┏━━
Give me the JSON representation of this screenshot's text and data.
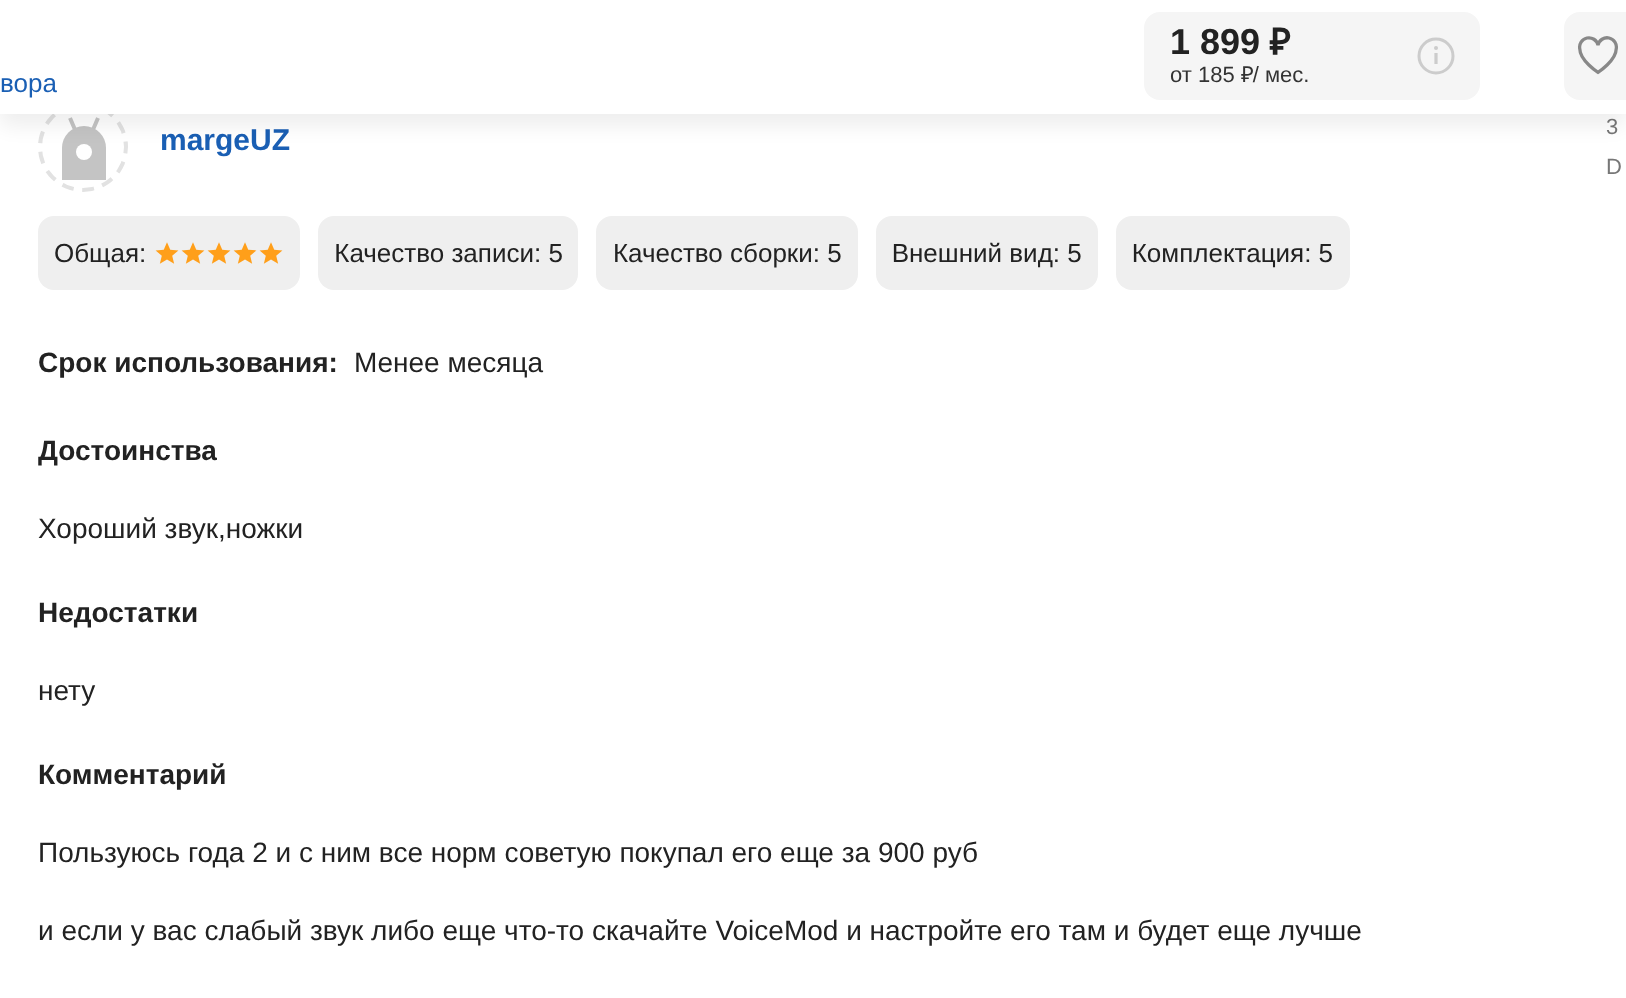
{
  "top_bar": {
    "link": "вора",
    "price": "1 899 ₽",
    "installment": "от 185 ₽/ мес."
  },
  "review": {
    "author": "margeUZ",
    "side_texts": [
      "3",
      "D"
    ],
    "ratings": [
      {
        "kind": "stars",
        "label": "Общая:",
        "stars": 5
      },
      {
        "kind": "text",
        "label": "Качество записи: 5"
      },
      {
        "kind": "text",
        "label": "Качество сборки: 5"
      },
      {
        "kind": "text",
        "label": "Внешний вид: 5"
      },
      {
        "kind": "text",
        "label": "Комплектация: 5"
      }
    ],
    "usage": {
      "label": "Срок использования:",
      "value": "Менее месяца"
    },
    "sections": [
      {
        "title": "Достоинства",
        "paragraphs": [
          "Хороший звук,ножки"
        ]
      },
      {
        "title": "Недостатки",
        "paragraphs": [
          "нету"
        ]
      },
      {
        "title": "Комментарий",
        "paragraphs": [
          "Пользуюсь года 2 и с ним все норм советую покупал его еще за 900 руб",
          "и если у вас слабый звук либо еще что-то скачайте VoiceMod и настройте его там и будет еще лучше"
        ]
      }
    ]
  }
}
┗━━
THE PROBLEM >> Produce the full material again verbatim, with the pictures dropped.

COMPLETED EXERCISE >>
Give me the JSON representation of this screenshot's text and data.
{
  "top_bar": {
    "link": "вора",
    "price": "1 899 ₽",
    "installment": "от 185 ₽/ мес."
  },
  "review": {
    "author": "margeUZ",
    "side_texts": [
      "3",
      "D"
    ],
    "ratings": [
      {
        "kind": "stars",
        "label": "Общая:",
        "stars": 5
      },
      {
        "kind": "text",
        "label": "Качество записи: 5"
      },
      {
        "kind": "text",
        "label": "Качество сборки: 5"
      },
      {
        "kind": "text",
        "label": "Внешний вид: 5"
      },
      {
        "kind": "text",
        "label": "Комплектация: 5"
      }
    ],
    "usage": {
      "label": "Срок использования:",
      "value": "Менее месяца"
    },
    "sections": [
      {
        "title": "Достоинства",
        "paragraphs": [
          "Хороший звук,ножки"
        ]
      },
      {
        "title": "Недостатки",
        "paragraphs": [
          "нету"
        ]
      },
      {
        "title": "Комментарий",
        "paragraphs": [
          "Пользуюсь года 2 и с ним все норм советую покупал его еще за 900 руб",
          "и если у вас слабый звук либо еще что-то скачайте VoiceMod и настройте его там и будет еще лучше"
        ]
      }
    ]
  }
}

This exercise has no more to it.